Is it a camera? Is it a smartphone? Or maybe a mini-tablet?
Does it really matter?
The answer seems to be “no,” or at least that’s Polaroid’s take on the whole issue of smart devices – those portable gadgets powered by Android, iOS, BlackBerry OS etc.
Leveraging their significant history in the photographic industry, Polaroid is flipping the traditional model of phones-with-ever-increasing-features on its head and is showing its first attempt at a camera-with-ever-increasing-features.
Their SC1630 Smart Camera is an intriguing device. Designed as a traditional digital point-and-shoot device with a decent if not spectacular lens, it also boasts the full compliment of features you’d expect from an Android-based smartphone. Even 3G connectivity.
Assuming you like this idea and think it has a place in the rapidly expanding connected-device ecosystem, the next question is: How much should such a gadget cost and given its cellular data (and maybe voice!) capabilities, who will sell it?

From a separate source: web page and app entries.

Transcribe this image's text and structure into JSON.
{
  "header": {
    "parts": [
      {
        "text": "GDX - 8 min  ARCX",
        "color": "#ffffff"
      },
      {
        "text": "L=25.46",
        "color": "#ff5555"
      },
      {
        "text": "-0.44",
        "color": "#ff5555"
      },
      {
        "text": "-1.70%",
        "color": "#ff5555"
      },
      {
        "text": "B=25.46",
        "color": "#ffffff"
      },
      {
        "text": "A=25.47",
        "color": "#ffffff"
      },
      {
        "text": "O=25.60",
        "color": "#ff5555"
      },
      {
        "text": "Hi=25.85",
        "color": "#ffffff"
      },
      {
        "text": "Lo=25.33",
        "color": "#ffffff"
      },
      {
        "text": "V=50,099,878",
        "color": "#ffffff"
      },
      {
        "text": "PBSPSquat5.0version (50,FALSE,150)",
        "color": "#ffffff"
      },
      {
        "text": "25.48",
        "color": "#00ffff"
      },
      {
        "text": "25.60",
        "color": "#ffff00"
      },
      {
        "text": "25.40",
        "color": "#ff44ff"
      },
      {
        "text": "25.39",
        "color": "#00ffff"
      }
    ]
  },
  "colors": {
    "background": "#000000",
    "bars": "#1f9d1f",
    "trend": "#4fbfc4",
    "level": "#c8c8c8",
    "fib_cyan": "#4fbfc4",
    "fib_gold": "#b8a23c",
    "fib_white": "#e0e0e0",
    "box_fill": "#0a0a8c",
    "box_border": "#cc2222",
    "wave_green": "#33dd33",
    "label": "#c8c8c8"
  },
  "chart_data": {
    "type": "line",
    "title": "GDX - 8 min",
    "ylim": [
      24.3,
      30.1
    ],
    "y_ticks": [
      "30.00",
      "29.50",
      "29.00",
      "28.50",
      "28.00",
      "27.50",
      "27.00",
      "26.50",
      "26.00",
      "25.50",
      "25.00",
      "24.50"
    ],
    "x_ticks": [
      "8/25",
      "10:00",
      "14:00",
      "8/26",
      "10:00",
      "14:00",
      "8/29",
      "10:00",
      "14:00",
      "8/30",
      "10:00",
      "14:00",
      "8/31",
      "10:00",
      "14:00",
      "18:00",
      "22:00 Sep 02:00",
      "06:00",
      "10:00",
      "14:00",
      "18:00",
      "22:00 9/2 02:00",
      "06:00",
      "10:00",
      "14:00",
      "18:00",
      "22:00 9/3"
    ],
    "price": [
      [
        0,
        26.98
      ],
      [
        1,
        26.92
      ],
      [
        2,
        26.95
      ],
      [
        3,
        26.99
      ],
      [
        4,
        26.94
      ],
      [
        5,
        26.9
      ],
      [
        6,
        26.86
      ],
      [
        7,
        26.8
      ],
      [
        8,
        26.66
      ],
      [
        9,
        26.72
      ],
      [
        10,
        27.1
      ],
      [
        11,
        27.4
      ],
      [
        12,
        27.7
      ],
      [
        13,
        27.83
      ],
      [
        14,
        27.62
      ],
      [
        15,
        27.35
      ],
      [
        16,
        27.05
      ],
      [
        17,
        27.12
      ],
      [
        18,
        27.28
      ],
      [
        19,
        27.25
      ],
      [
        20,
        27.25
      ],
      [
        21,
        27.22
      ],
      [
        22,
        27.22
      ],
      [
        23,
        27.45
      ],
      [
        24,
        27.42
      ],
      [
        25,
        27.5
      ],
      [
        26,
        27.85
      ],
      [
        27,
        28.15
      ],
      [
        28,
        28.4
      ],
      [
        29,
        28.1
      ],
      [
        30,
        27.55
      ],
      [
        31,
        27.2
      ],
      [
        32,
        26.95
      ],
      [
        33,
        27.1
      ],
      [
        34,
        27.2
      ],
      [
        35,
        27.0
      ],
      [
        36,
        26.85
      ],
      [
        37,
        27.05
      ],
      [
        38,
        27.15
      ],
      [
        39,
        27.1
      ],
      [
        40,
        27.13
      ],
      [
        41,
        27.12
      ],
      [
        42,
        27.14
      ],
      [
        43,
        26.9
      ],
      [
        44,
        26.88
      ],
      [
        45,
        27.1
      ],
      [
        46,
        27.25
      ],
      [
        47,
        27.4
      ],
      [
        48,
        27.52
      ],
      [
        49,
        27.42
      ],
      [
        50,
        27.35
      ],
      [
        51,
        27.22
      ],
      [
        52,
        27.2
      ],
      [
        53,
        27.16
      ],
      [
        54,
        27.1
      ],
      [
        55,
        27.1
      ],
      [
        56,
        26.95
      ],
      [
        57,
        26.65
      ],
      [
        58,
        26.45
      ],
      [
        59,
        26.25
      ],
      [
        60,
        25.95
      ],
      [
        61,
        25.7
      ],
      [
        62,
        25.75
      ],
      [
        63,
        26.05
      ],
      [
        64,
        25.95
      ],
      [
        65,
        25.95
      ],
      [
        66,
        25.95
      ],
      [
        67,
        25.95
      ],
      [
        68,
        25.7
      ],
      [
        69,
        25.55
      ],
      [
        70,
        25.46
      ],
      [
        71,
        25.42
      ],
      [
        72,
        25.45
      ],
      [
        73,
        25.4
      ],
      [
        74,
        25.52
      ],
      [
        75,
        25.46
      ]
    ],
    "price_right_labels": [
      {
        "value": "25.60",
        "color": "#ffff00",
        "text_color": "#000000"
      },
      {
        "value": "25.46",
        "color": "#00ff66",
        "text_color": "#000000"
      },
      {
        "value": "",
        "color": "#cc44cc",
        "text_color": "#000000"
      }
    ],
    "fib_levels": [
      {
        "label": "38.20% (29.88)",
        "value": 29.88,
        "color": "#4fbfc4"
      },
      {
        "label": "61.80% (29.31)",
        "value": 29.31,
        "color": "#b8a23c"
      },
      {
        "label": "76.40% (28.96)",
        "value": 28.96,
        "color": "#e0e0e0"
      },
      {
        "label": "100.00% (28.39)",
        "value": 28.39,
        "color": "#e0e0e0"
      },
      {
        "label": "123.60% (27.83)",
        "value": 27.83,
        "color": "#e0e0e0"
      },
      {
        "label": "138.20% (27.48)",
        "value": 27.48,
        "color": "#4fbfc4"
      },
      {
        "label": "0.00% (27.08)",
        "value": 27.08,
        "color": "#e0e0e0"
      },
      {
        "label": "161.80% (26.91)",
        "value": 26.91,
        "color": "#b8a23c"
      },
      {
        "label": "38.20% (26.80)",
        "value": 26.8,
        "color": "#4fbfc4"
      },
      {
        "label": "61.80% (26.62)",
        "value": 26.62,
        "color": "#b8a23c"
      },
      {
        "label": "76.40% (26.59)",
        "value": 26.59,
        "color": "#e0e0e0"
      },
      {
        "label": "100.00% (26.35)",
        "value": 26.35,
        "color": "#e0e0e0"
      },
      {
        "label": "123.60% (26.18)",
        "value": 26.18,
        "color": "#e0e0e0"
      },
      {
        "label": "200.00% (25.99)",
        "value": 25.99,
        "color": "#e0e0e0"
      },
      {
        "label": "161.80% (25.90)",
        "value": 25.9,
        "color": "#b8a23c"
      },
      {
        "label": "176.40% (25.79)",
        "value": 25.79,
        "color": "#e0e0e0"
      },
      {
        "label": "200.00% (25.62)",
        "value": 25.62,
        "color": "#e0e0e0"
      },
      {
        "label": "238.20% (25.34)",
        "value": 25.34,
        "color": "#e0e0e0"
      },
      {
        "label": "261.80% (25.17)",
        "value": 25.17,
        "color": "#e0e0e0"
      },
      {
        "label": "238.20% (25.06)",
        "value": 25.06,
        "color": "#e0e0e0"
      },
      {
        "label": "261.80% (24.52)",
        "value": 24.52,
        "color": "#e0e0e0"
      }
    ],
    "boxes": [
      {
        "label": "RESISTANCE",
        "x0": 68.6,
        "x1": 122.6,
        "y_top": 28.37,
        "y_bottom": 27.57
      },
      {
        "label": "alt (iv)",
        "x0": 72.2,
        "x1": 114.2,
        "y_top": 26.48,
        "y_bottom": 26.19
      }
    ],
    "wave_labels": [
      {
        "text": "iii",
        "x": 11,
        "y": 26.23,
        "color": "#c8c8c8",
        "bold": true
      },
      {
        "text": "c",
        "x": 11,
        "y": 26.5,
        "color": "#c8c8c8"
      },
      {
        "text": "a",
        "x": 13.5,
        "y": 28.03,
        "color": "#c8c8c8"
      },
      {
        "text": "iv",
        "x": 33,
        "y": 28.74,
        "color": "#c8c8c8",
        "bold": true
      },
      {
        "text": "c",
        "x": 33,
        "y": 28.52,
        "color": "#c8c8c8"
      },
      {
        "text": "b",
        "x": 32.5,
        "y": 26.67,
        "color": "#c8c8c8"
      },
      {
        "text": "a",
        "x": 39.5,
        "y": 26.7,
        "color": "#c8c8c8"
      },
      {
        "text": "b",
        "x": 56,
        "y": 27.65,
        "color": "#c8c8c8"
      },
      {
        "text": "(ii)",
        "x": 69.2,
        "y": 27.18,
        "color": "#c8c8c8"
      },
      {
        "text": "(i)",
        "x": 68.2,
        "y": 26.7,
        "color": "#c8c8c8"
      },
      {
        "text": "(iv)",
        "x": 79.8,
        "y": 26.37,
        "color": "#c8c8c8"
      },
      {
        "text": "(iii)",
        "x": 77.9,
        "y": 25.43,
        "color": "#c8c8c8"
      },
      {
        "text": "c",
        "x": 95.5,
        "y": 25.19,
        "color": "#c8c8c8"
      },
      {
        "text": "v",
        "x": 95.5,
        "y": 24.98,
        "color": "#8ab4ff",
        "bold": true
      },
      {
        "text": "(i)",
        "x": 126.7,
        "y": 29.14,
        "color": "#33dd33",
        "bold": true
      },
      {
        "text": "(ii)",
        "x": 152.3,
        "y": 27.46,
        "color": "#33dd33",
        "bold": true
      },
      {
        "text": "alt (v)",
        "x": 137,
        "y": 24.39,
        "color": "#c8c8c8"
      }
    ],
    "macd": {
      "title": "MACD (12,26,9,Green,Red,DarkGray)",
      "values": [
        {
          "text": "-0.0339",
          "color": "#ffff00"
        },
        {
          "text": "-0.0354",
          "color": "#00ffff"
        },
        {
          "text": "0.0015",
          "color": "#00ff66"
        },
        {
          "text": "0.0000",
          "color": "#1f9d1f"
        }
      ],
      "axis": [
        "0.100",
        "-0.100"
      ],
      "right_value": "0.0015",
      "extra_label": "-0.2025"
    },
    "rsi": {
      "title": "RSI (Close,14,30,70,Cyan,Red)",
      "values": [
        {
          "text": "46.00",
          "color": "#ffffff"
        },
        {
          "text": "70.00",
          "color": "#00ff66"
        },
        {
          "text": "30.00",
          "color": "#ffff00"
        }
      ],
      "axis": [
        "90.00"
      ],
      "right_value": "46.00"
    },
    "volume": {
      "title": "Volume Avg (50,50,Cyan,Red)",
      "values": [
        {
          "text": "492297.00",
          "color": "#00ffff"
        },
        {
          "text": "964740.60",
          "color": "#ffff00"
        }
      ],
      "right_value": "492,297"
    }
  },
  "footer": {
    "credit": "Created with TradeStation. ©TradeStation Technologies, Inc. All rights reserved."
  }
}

Conventional wisdom would say that the usual big-box electronics retailers are the Sc1630’s natural habitat. But if you want to take advantage of the 3G connection, you’re going to need a SIM card from your preferred carrier. Sounds fine so far – after all this is exactly the retail model preferred by Apple for its 3G-capable iPads.
But as we all know, Apple iPads are never subsidized by carriers, unlike their smaller iPhone cousins. Presumably that’s because they don’t do voice.
So what if the Polaroid SC1630 *could* do voice? If that happened, it might just become the first camera to be sold by a mobility carrier, either unlocked for a full price or locked and under contract for what could be as little as $0.
My guess is that if the SC1630 has a chance to make it in the wild, it’s going to need a combination of slick marketing and a price point that makes it a no-brainer for all those folks out there who are addicted to their smartphone’s camera, want to take better photos, and still want just one device to pocket at the end of the day.
So Sync readers: Are you that consumer?